Research on the increased demand for food:
Research carried out among 121 of FoodCloud’s charity partners identified a 70% increase in demand for food as a result of Covid-19. The research found that there are three groups within society most affected by the gap in supply of food; those over 65 years of age (49%), single parents (36%) and people with mental health concerns (30%).
The research also established the cause of this surge in demand for food with the majority (77%) citing the impact of Covid-19 on household income and the financial pressure as a result of loss of income, 33% referenced the closure of schools and access to meals and snacks for kids, and 37% said it was a result of self-isolation with many of whom could afford food, but could not access it due to the on-going restrictions.
FoodCloud CEO Iseult Ward said:

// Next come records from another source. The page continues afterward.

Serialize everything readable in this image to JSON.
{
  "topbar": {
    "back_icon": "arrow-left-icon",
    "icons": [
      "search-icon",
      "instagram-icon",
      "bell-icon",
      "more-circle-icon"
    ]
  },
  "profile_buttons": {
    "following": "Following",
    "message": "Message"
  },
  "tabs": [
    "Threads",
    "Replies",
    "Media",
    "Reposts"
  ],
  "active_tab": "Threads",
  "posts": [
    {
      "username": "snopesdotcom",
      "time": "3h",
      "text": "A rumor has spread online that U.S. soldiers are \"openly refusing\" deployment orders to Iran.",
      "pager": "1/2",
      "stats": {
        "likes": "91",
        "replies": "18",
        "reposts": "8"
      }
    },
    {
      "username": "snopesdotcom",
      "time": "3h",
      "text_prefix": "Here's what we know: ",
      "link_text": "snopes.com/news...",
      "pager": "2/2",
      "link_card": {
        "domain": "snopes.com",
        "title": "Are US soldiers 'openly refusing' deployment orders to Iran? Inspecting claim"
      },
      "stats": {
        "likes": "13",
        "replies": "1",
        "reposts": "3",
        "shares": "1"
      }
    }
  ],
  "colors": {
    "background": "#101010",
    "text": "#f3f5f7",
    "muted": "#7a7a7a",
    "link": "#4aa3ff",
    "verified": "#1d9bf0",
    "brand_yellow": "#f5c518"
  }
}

“No-one should go hungry during the Covid-19 pandemic; however, the reality is there are hundreds and thousands of vulnerable families and people in communities across our Island who cannot get access to food. Whilst tackling the environmental issue of food waste remains critical to our core climate objectives, we are now calling again on people of Ireland to work collectively for the greater good of society. We are in uncharted territory and although we may not be able to do all that is necessary, we must try and do all that is possible.” Ward continued, “This initiative shows how business can be at the forefront of leading social change providing a lifeline to those who need food the most”.